### What to work on
Print every entry below again. Nothing may differ from the original.

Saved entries
● ● ● ●

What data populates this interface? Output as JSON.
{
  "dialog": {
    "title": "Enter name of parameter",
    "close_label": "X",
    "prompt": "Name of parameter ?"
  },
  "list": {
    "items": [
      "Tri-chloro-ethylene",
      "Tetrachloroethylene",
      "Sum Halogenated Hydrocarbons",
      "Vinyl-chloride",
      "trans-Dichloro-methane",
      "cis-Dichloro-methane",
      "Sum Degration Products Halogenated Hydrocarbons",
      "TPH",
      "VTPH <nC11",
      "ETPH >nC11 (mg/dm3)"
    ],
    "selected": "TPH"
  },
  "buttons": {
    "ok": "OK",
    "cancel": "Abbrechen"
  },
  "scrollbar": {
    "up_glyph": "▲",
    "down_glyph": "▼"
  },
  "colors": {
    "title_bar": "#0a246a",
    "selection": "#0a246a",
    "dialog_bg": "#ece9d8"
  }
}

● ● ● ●

### Response to this task
What data populates this interface? Output as JSON.
{
  "dialog": {
    "title": "Enter name of parameter",
    "close_label": "X",
    "prompt": "Name of parameter ?"
  },
  "list": {
    "items": [
      "Tri-chloro-ethylene",
      "Tetrachloroethylene",
      "Sum Halogenated Hydrocarbons",
      "Vinyl-chloride",
      "trans-Dichloro-methane",
      "cis-Dichloro-methane",
      "Sum Degration Products Halogenated Hydrocarbons",
      "TPH",
      "VTPH <nC11",
      "ETPH >nC11 (mg/dm3)"
    ],
    "selected": "TPH"
  },
  "buttons": {
    "ok": "OK",
    "cancel": "Abbrechen"
  },
  "scrollbar": {
    "up_glyph": "▲",
    "down_glyph": "▼"
  },
  "colors": {
    "title_bar": "#0a246a",
    "selection": "#0a246a",
    "dialog_bg": "#ece9d8"
  }
}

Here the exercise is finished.